Review: Alan Partridge – Alpha Papa
Directed by: Declan Lowney
Starring: Steve Coogan, Colm Meaney, Sean Pertwee.
Rating: Running Time: 90 mins.
Alan Partridge (Steve Coogan) works along with fellow DJ Pat Farrell (Colm Meaney) at radio station North Norfolk Digital, a small local radio station. When the station is taken over by a corporation and re-branded into a new station named ‘Shape’, a decision is made regarding the image of the new station, and ageing DJ Pat, who is considered an outsider to most of the staff and whose audience is considered to be too old, is fired from the station as part of the shake up. That evening, at the launch party for Shape, a disgruntled Pat turns up with a shotgun and takes almost everyone present hostage with Alan being the exception.
Managing to escape the scene, Alan goes to the police only to be asked to go back into the situation as Pat, considering him his only friend at the station, demands Alan be the go-between for the hostage negotiations. Agreeing to do so, Alan enters into the station, realising that this could also be an opportunity for him to raise his own fledging PR, but once inside is forced to try and keep Pat calm, whilst also having to partake in a live radio broadcast as Pat’s co-host.
I have to admit I’m not a fan of the Alan Partridge character, and if ever ran across it on television I would immediately change the channel. It’s a big surprise to me to admit that even though the character does annoy me, I immensely enjoyed this movie. Instead of depending on the character to provide the quips and fill the 90 minutes running time, this takes the character – quips and all – and places him in a situation out of his depth.
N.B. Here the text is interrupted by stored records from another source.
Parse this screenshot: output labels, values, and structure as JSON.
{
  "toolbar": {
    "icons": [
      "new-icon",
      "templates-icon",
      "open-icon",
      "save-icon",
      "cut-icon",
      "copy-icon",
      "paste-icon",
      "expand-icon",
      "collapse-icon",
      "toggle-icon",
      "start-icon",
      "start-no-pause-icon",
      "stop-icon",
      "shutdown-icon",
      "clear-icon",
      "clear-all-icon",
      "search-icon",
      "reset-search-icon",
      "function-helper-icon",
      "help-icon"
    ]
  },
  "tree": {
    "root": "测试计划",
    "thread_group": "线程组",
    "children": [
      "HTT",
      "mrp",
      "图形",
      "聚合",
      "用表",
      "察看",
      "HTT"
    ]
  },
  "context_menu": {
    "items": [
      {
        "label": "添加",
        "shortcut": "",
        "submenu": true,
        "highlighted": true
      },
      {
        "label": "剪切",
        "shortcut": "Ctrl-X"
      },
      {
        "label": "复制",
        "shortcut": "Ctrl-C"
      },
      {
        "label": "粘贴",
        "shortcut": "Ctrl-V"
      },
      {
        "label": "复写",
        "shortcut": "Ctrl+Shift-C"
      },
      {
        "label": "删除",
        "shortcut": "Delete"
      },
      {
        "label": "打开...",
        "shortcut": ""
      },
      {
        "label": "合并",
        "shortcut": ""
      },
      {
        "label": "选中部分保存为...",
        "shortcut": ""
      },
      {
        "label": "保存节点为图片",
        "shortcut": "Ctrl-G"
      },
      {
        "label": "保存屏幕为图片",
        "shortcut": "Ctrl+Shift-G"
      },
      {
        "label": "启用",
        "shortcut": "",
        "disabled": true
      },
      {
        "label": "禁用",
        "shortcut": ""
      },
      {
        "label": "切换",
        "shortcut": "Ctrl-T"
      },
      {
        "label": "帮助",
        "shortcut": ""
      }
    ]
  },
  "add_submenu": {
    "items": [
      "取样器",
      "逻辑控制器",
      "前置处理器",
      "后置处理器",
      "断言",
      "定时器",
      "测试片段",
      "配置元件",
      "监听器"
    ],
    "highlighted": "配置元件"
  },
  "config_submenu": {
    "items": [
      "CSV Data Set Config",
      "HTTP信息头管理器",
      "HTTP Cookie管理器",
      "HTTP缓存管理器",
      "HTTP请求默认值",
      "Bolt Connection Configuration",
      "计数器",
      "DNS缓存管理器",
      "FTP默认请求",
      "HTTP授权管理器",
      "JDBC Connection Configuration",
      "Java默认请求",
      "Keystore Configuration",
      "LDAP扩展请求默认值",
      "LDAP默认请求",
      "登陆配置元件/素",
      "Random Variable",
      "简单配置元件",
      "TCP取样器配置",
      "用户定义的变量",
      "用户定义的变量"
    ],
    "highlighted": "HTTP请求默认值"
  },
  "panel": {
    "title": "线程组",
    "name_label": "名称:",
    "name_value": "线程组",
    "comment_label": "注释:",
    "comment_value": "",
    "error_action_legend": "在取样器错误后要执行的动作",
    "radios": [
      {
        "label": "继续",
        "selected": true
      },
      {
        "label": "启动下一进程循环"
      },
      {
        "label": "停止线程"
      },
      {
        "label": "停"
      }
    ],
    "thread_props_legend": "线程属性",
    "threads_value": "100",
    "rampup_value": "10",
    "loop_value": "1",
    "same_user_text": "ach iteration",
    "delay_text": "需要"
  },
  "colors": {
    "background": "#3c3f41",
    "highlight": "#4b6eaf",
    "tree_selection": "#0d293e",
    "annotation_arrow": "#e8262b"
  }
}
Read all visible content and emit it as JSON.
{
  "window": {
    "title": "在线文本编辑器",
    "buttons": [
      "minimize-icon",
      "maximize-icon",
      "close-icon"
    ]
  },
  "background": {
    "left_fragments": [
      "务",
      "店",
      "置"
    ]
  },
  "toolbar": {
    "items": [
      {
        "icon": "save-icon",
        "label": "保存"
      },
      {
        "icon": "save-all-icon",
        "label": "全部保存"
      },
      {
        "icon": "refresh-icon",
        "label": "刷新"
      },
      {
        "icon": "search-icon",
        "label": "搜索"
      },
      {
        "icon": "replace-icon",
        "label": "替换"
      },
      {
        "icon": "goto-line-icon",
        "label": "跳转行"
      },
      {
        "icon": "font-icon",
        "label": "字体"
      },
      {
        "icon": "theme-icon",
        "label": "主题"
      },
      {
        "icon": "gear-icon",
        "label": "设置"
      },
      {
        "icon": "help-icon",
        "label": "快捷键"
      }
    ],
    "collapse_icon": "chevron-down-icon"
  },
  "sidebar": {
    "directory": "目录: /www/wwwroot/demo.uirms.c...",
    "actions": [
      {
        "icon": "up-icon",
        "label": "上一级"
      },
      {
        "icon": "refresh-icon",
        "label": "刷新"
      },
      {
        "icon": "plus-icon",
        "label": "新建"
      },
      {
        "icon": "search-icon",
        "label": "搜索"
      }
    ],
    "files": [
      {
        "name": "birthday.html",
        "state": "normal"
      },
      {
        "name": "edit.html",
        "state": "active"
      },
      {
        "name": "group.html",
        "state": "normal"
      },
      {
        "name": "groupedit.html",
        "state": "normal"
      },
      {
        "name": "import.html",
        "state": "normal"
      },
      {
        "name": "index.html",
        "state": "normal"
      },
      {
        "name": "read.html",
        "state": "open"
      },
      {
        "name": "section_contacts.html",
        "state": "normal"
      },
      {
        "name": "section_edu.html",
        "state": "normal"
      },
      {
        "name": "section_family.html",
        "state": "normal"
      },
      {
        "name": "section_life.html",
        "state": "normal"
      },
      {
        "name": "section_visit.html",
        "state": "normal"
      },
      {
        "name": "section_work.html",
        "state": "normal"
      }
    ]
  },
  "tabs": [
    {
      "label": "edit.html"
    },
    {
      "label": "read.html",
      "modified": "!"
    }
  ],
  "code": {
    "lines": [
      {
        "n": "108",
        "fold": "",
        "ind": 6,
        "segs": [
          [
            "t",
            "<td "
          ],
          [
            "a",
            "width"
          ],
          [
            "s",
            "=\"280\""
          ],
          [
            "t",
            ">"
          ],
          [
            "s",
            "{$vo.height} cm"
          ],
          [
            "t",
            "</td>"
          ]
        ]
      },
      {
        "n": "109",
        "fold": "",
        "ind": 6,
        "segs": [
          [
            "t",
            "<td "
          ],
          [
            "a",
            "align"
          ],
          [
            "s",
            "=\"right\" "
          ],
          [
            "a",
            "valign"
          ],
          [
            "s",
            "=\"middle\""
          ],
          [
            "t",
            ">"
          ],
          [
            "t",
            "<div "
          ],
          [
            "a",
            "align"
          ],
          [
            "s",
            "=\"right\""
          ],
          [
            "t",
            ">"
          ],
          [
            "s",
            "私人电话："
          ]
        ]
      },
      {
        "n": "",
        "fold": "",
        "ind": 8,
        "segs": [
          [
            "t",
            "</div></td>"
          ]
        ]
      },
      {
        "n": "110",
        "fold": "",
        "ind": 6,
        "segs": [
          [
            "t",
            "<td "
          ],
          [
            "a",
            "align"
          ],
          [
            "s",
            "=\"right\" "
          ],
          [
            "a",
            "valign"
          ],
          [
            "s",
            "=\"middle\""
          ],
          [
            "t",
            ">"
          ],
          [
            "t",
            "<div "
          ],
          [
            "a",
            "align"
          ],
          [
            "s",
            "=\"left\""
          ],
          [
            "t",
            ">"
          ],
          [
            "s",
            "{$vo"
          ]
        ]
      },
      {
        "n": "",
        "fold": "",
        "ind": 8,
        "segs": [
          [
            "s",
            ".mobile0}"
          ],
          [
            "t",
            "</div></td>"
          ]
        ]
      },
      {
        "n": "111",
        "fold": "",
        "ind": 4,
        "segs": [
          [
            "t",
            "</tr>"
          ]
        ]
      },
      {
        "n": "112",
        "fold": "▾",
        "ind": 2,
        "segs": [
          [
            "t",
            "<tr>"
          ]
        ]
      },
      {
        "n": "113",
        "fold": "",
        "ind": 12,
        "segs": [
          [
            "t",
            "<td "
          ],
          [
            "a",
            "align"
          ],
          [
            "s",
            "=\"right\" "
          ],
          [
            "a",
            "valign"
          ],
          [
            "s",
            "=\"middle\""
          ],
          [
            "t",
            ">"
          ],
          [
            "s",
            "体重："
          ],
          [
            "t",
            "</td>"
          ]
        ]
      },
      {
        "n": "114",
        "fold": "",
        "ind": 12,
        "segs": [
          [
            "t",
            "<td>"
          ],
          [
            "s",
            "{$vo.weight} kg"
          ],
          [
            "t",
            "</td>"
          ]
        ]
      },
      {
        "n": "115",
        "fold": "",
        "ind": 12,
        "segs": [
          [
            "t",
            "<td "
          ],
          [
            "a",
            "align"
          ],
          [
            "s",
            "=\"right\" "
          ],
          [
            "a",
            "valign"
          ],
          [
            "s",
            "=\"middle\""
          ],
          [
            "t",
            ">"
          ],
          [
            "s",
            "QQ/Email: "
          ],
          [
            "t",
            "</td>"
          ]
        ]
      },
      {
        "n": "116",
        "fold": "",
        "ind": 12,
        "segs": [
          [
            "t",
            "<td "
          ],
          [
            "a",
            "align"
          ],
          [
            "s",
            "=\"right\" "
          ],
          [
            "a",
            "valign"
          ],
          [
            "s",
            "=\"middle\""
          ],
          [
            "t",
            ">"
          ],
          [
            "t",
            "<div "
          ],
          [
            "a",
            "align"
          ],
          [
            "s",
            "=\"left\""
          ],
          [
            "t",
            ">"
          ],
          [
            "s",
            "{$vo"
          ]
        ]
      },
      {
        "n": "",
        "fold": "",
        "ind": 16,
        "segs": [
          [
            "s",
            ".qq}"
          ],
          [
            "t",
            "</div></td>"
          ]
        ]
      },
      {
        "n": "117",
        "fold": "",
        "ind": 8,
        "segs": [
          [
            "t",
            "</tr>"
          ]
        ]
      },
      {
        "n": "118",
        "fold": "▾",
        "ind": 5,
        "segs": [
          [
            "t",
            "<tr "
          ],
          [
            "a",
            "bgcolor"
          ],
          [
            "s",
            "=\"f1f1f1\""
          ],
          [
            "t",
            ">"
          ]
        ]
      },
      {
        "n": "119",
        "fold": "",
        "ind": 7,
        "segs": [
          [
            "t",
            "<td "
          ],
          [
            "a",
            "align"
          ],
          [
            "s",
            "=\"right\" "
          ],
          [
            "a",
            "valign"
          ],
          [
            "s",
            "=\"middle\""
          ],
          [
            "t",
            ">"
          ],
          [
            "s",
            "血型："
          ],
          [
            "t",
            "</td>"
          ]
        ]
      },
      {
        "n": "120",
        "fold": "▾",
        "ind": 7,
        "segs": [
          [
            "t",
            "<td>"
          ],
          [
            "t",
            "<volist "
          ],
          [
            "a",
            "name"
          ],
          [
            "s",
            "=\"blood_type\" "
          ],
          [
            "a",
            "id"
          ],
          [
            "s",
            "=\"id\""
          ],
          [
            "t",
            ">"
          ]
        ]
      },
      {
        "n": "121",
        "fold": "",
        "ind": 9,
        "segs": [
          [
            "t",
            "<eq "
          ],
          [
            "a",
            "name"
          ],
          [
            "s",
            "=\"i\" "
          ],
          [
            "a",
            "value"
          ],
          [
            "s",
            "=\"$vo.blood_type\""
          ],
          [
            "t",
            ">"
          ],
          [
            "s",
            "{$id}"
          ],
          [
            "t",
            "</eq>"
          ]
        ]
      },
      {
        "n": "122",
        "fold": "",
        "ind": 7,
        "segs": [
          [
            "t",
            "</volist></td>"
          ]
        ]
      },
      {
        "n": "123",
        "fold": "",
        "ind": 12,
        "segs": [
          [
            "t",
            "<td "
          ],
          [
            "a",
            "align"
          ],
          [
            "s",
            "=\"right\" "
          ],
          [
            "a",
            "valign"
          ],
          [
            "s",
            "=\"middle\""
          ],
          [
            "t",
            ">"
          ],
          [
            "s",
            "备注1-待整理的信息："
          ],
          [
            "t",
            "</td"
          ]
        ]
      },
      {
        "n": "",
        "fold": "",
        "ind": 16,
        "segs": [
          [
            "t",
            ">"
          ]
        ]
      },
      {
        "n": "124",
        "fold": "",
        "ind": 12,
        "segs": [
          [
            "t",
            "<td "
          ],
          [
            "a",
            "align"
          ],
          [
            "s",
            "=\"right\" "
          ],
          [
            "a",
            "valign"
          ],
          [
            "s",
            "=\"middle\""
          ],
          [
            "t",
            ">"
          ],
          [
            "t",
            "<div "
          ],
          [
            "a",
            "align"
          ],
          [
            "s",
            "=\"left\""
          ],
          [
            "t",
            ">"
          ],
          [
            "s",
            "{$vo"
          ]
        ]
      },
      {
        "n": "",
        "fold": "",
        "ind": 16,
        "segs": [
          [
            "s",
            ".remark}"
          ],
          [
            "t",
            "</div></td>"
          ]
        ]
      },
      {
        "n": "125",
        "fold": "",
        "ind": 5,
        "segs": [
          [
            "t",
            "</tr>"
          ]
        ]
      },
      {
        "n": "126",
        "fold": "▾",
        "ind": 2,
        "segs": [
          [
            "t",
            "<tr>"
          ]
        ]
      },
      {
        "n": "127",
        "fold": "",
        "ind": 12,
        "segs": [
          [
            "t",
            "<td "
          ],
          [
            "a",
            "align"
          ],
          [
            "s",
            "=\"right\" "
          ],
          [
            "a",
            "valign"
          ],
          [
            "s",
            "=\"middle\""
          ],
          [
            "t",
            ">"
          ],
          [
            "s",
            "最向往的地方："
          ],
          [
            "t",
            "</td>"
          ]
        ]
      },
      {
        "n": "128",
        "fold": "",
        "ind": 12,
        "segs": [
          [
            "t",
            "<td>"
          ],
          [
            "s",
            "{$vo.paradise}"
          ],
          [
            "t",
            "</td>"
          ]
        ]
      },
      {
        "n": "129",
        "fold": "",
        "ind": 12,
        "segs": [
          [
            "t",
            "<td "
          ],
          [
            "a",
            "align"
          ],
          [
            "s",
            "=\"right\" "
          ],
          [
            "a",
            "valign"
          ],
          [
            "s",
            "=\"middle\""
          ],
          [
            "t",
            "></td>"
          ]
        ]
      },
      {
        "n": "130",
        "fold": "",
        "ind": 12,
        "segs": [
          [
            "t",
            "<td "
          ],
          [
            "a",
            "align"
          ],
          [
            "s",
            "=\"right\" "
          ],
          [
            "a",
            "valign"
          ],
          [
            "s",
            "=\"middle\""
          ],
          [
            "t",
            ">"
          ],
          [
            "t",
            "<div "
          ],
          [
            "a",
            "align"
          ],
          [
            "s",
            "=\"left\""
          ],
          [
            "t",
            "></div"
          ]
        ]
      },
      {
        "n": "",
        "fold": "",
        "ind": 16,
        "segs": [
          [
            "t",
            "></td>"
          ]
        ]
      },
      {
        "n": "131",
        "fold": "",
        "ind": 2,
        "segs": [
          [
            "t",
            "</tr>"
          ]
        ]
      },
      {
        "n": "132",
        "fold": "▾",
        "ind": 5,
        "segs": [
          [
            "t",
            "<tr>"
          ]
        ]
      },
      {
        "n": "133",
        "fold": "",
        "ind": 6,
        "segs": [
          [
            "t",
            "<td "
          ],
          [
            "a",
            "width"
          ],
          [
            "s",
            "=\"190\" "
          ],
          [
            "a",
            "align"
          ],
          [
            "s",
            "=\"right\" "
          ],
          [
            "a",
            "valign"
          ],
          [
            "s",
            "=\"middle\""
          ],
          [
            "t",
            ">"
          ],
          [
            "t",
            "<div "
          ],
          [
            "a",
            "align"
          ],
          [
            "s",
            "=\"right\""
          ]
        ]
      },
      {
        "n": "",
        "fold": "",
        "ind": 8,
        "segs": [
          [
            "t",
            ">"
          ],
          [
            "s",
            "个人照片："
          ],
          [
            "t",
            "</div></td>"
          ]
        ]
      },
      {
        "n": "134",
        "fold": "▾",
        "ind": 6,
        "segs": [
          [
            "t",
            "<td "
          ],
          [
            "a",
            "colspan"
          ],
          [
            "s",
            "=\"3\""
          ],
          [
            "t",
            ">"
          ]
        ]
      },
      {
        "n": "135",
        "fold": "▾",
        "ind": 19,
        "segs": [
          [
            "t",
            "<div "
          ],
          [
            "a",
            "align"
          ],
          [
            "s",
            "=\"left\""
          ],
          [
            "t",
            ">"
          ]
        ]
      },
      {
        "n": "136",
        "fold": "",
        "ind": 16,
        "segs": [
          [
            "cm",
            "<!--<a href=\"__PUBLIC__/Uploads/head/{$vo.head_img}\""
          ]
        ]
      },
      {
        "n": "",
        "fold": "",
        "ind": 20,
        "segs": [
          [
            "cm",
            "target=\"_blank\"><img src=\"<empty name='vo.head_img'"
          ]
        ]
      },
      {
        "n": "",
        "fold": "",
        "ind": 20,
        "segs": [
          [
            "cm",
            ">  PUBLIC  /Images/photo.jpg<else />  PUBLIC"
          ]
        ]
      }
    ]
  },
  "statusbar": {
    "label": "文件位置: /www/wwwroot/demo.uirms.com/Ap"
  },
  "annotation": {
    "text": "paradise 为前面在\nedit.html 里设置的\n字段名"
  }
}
There’s politically incorrect comments, there’s some slight satirical comment on corporate take overs, there’s the lines of dialogue that go on long without someone there to say ‘please, stop’ but that are genuinely funny. It won’t win any awards for being creative, being especially well filmed, or being especially well written, but it’s good, largely clean, fun, and stays away from the current trend of delving into gross-out comedy, but it still manages to be consistently funny from start to finish.
I have heard comments from some that it may not be as funny as some of the television episodes, possibly from being restrained slightly, but the audience were laughing throughout, and at no point does the pace begin to lag or did the laughs stop coming. It’s not the best comedy to have come out in recent years, but it’s a solid 90 minutes of successful laughs that more than entertains.